Tuberculosis in Texas correctional facilities between 2005--2009
It has been well documented that inmates incarcerated in prisons and correctional facilities exhibit higher incidence and prevalence of mycobacterium tuberculosis (TB) disease than the general population. This has public health implications because correctional systems may serve as reservoirs for TB disease that can lead to TB outbreaks in the facilities or can be spread to the general public once inmates are released. Although Texas has one of the largest correctional systems in both the US and the world, little is known about TB prevalence and incidence among Texas inmates. The purpose of this study was to elucidate the relationship between TB incidence and incarceration in Texas correctional facilities and investigate differences in various demographic factors. ^ The study used the national TB database from the US Centers for Disease Control and Prevention (CDC) to calculate and compare the overall incidences of TB disease among correctional facility inmates and similar non-inmates in Texas during 2005–2009. Data were also stratified by age, gender, race/ethnicity, birth status, and HIV status and compared between inmates and non-inmates using chi-squared analysis and relative risks with 95% confidence intervals to assess any significant differences. ^ Results suggest that the overall TB incidence among Texas correctional facility inmates per year (88.6 per 100,000) was significantly higher than that of Texas non-inmates (6.3 per 100,000); a 14 fold difference. Relative risk analyses by gender, race/ethnicity, and those with HIV infection found that the TB incidences for all these demographics were significantly and consistently higher in inmates compared to non-inmates. In particular, Hispanic inmates were more likely to develop TB than their non-inmate counterparts by a relative risk of 23.9 (95% CI 19.4–29.4). Likewise, both male and female inmates were more likely to develop TB than non-inmates (RR = 10.2, 95% CI 8.5–12.2; RR = 20.8, 95% CI 12.2–25.3, respectively), although female inmates unconventionally exhibited a higher TB incidence and relative risk than males inmates, which has not been shown. Among those with HIV infections, correctional facility inmates were 2.6 times were likely to develop TB disease than non-inmates (95% CI 1.5–4.4). ^ Inmates in Texas correctional facilities have a higher incidence of TB than non-inmates. Part of this higher risk may be because a large proportion of inmates come from populations already at high risks for TB, such as foreign born immigrants, those infected with HIV, and low SES groups such as many racial/ethnic minorities. Thus, these results may be used as a basis for more controlled and detailed research in the area, and to further characterize incarceration as a risk factor for TB incidence. They may also bring much needed attention about this health disparity to public health officials, legislators, and health administrators to expand and improve TB control in Texas correctional facilities, particularly among inmates released to the community, and reduce the risk of TB transmission to the general population.^
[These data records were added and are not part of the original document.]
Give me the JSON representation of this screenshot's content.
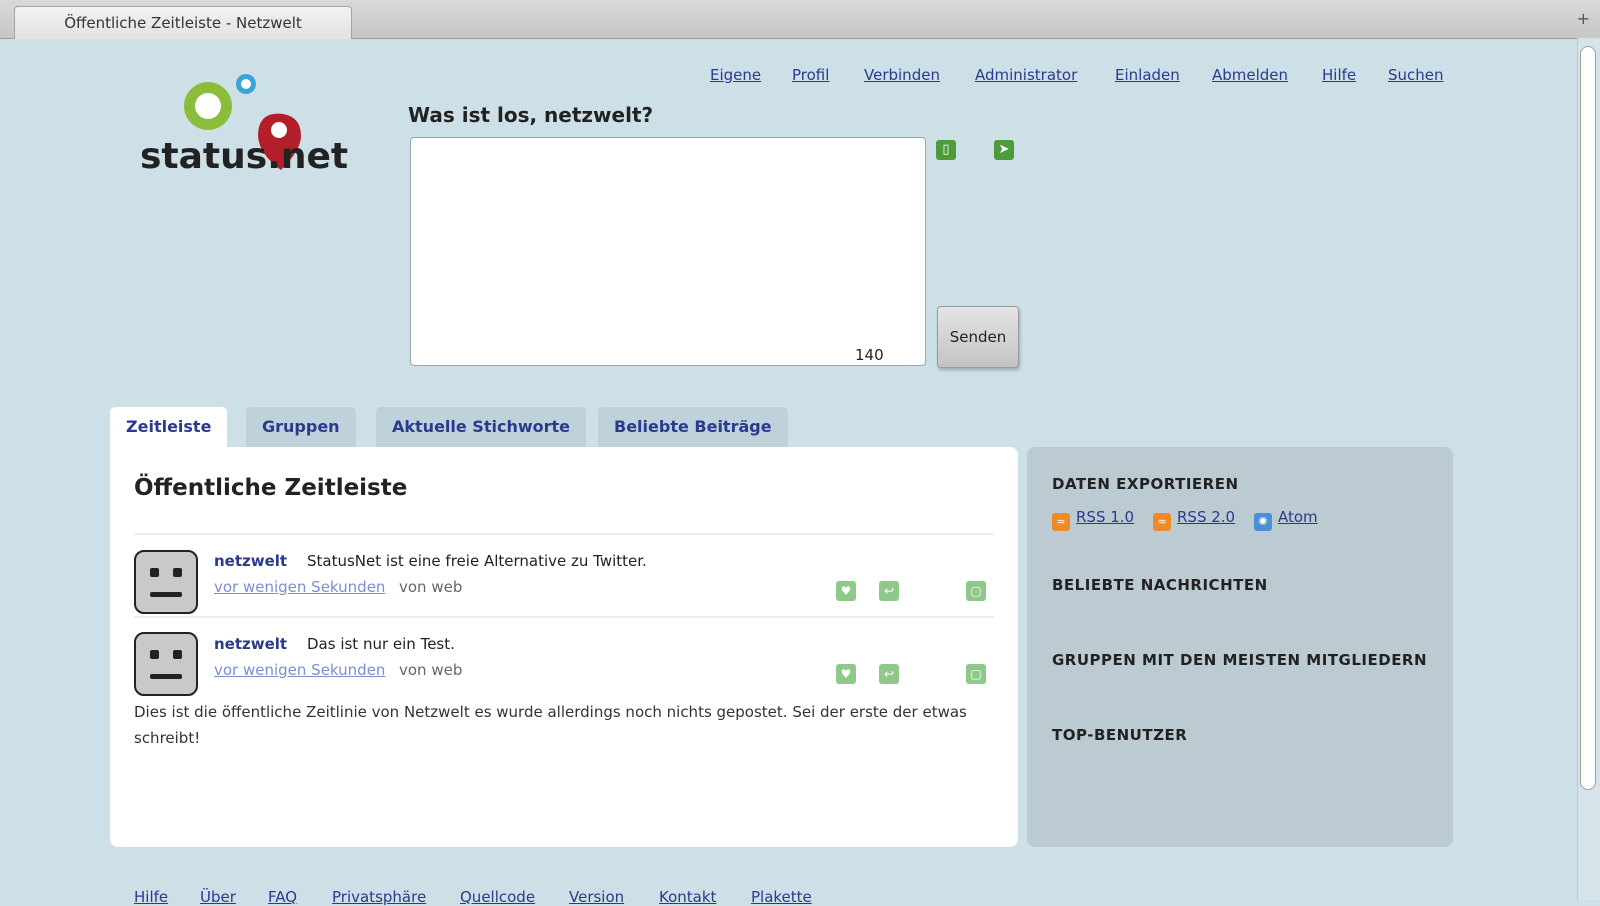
{
  "browser": {
    "tab_title": "Öffentliche Zeitleiste - Netzwelt",
    "new_tab_label": "+"
  },
  "logo": {
    "text": "status.net"
  },
  "nav": [
    "Eigene",
    "Profil",
    "Verbinden",
    "Administrator",
    "Einladen",
    "Abmelden",
    "Hilfe",
    "Suchen"
  ],
  "form": {
    "label": "Was ist los, netzwelt?",
    "value": "",
    "counter": "140",
    "send_label": "Senden"
  },
  "tabs": [
    "Zeitleiste",
    "Gruppen",
    "Aktuelle Stichworte",
    "Beliebte Beiträge"
  ],
  "page_title": "Öffentliche Zeitleiste",
  "notices": [
    {
      "author": "netzwelt",
      "text": "StatusNet ist eine freie Alternative zu Twitter.",
      "time": "vor wenigen Sekunden",
      "source": "von web"
    },
    {
      "author": "netzwelt",
      "text": "Das ist nur ein Test.",
      "time": "vor wenigen Sekunden",
      "source": "von web"
    }
  ],
  "empty_message": "Dies ist die öffentliche Zeitlinie von Netzwelt es wurde allerdings noch nichts gepostet. Sei der erste der etwas schreibt!",
  "aside": {
    "export_heading": "DATEN EXPORTIEREN",
    "feeds": [
      "RSS 1.0",
      "RSS 2.0",
      "Atom"
    ],
    "popular_heading": "BELIEBTE NACHRICHTEN",
    "groups_heading": "GRUPPEN MIT DEN MEISTEN MITGLIEDERN",
    "top_users_heading": "TOP-BENUTZER"
  },
  "footer": [
    "Hilfe",
    "Über",
    "FAQ",
    "Privatsphäre",
    "Quellcode",
    "Version",
    "Kontakt",
    "Plakette"
  ],
  "colors": {
    "page_bg": "#cde0e8",
    "link": "#2a3a8c",
    "aside_bg": "#bccbd2",
    "action_green": "#8fc98a"
  }
}
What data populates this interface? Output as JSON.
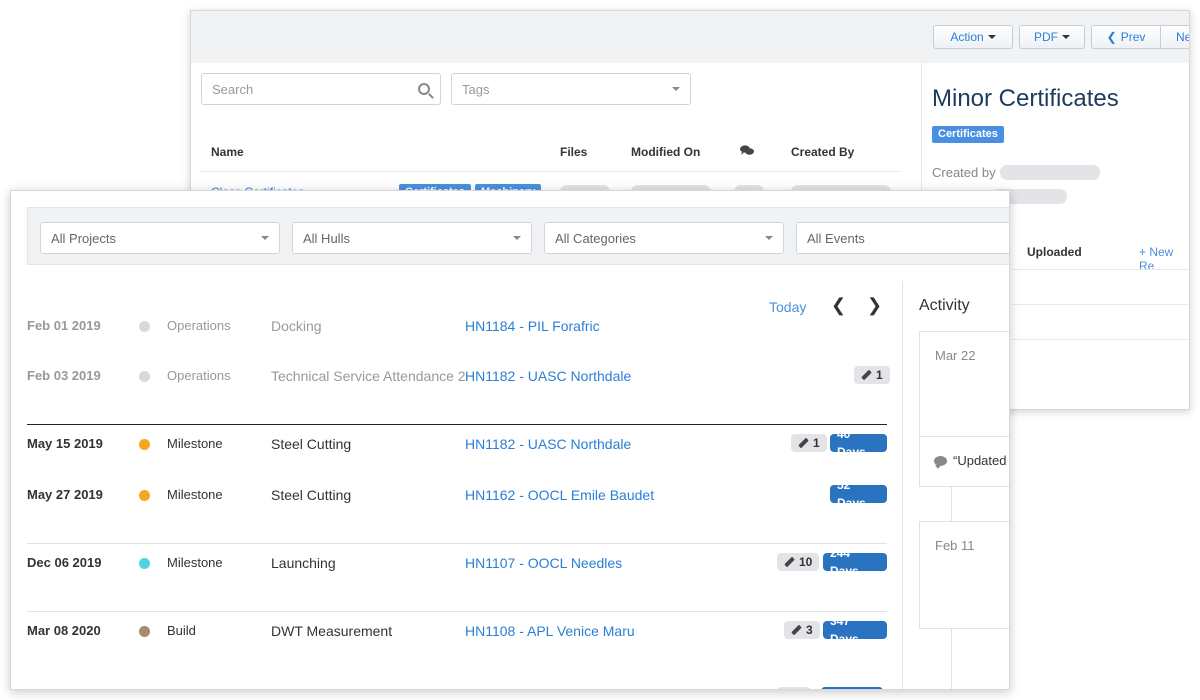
{
  "back_window": {
    "toolbar": {
      "action_label": "Action",
      "pdf_label": "PDF",
      "prev_label": "Prev",
      "next_label": "Ne"
    },
    "search_placeholder": "Search",
    "tags_placeholder": "Tags",
    "columns": [
      "Name",
      "Files",
      "Modified On",
      "Created By"
    ],
    "rows": [
      {
        "name": "Class Certificates",
        "tags": [
          "Certificates",
          "Machinery"
        ]
      }
    ],
    "detail": {
      "title": "Minor Certificates",
      "tag": "Certificates",
      "created_by_label": "Created by",
      "uploaded_label": "Uploaded",
      "new_label": "+ New Re"
    }
  },
  "front_window": {
    "filters": [
      "All Projects",
      "All Hulls",
      "All Categories",
      "All Events"
    ],
    "today_label": "Today",
    "events": [
      {
        "date": "Feb 01 2019",
        "type": "Operations",
        "name": "Docking",
        "hull": "HN1184 - PIL Forafric",
        "comments": null,
        "days": null,
        "dot_color": "#d9d9d9",
        "past": true
      },
      {
        "date": "Feb 03 2019",
        "type": "Operations",
        "name": "Technical Service Attendance 2",
        "hull": "HN1182 - UASC Northdale",
        "comments": "1",
        "days": null,
        "dot_color": "#d9d9d9",
        "past": true
      },
      {
        "date": "May 15 2019",
        "type": "Milestone",
        "name": "Steel Cutting",
        "hull": "HN1182 - UASC Northdale",
        "comments": "1",
        "days": "40 Days",
        "dot_color": "#f5a623",
        "past": false
      },
      {
        "date": "May 27 2019",
        "type": "Milestone",
        "name": "Steel Cutting",
        "hull": "HN1162 - OOCL Emile Baudet",
        "comments": null,
        "days": "52 Days",
        "dot_color": "#f5a623",
        "past": false
      },
      {
        "date": "Dec 06 2019",
        "type": "Milestone",
        "name": "Launching",
        "hull": "HN1107 - OOCL Needles",
        "comments": "10",
        "days": "244 Days",
        "dot_color": "#50d2e0",
        "past": false
      },
      {
        "date": "Mar 08 2020",
        "type": "Build",
        "name": "DWT Measurement",
        "hull": "HN1108 - APL Venice Maru",
        "comments": "3",
        "days": "347 Days",
        "dot_color": "#a58b6f",
        "past": false
      }
    ],
    "activity": {
      "title": "Activity",
      "cards": [
        {
          "date": "Mar 22",
          "quote": "“Updated"
        },
        {
          "date": "Feb 11"
        }
      ]
    }
  }
}
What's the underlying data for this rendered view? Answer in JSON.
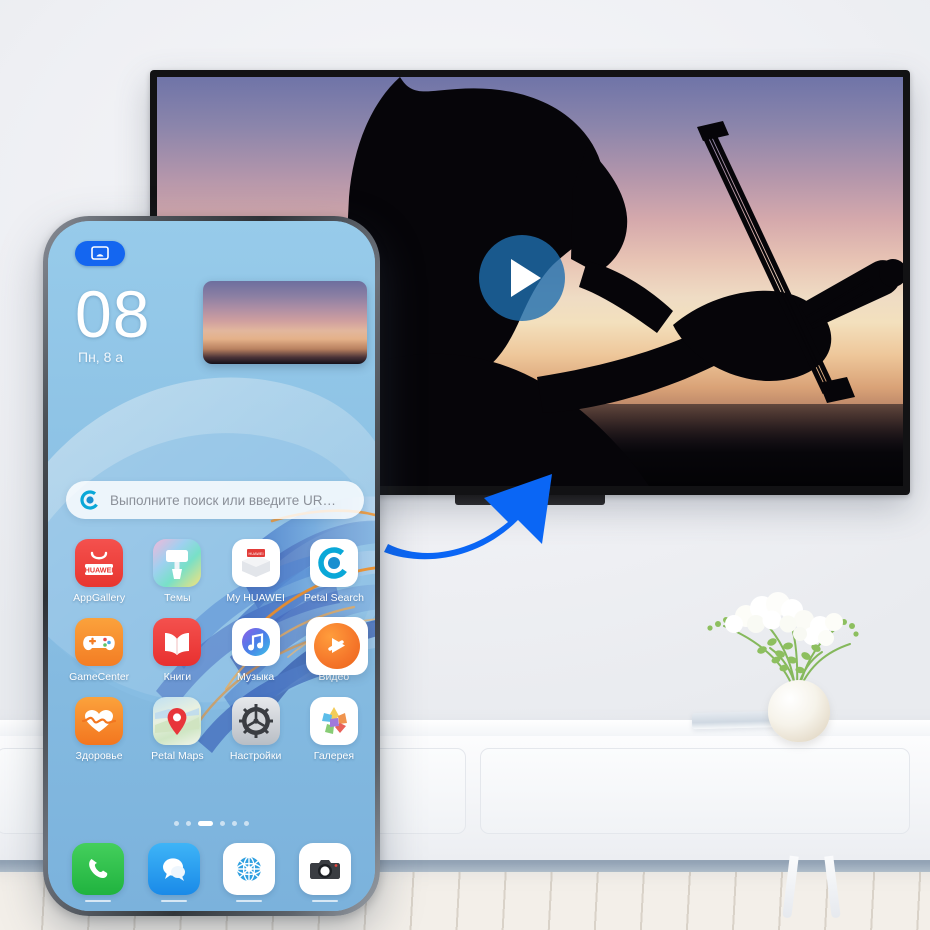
{
  "scene": {
    "title": "Huawei phone casting video to smart TV",
    "wall_color": "#f0f1f4",
    "accent_blue": "#0a66f5",
    "floor_color": "#f3efe9"
  },
  "tv": {
    "name": "smart-tv",
    "content_description": "Silhouette of a violinist playing at sunset",
    "play_button": {
      "label": "Play",
      "icon": "play-icon",
      "color": "#1e6eaf"
    }
  },
  "arrow": {
    "name": "cast-direction-arrow",
    "color": "#0a66f5",
    "direction": "up-right"
  },
  "phone": {
    "cast_badge": {
      "icon": "cast-screen-icon",
      "color": "#1466f0"
    },
    "clock": "08",
    "date": "Пн, 8 а",
    "video_thumbnail": {
      "name": "video-thumbnail",
      "description": "Violinist silhouette at sunset"
    },
    "floating_app": {
      "name": "huawei-video-floating-icon",
      "icon": "play-icon",
      "color": "#f5762a"
    },
    "search": {
      "placeholder": "Выполните поиск или введите UR…",
      "icon": "petal-search-icon"
    },
    "apps": [
      {
        "label": "AppGallery",
        "icon": "appgallery-icon",
        "color": "#ef4444"
      },
      {
        "label": "Темы",
        "icon": "themes-icon",
        "color": "#7fc4e8"
      },
      {
        "label": "My HUAWEI",
        "icon": "my-huawei-icon",
        "color": "#ffffff"
      },
      {
        "label": "Petal Search",
        "icon": "petal-search-icon",
        "color": "#ffffff"
      },
      {
        "label": "GameCenter",
        "icon": "gamecenter-icon",
        "color": "#f68b33"
      },
      {
        "label": "Книги",
        "icon": "books-icon",
        "color": "#ef3b38"
      },
      {
        "label": "Музыка",
        "icon": "music-icon",
        "color": "#ffffff"
      },
      {
        "label": "Видео",
        "icon": "video-icon",
        "color": "#f5762a"
      },
      {
        "label": "Здоровье",
        "icon": "health-icon",
        "color": "#f68b33"
      },
      {
        "label": "Petal Maps",
        "icon": "petal-maps-icon",
        "color": "#cfe3c8"
      },
      {
        "label": "Настройки",
        "icon": "settings-icon",
        "color": "#c9ccd1"
      },
      {
        "label": "Галерея",
        "icon": "gallery-icon",
        "color": "#ffffff"
      }
    ],
    "pages": {
      "count": 6,
      "active_index": 2
    },
    "dock": [
      {
        "label": "Телефон",
        "icon": "phone-icon",
        "color": "#2ec04a"
      },
      {
        "label": "Сообщения",
        "icon": "messages-icon",
        "color": "#2196f3"
      },
      {
        "label": "Браузер",
        "icon": "browser-icon",
        "color": "#ffffff"
      },
      {
        "label": "Камера",
        "icon": "camera-icon",
        "color": "#ffffff"
      }
    ]
  },
  "room": {
    "console": {
      "name": "tv-console"
    },
    "plant": {
      "name": "orchid-plant",
      "description": "White orchids in a round ceramic vase"
    },
    "books": {
      "name": "stacked-books"
    }
  }
}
Health Sciences, Public Health|Sociology, Criminology and Penology
Truc Thanh Pham,
"Tuberculosis in Texas correctional facilities between 2005--2009"
(January 1, 2012).
Texas Medical Center Dissertations (via ProQuest).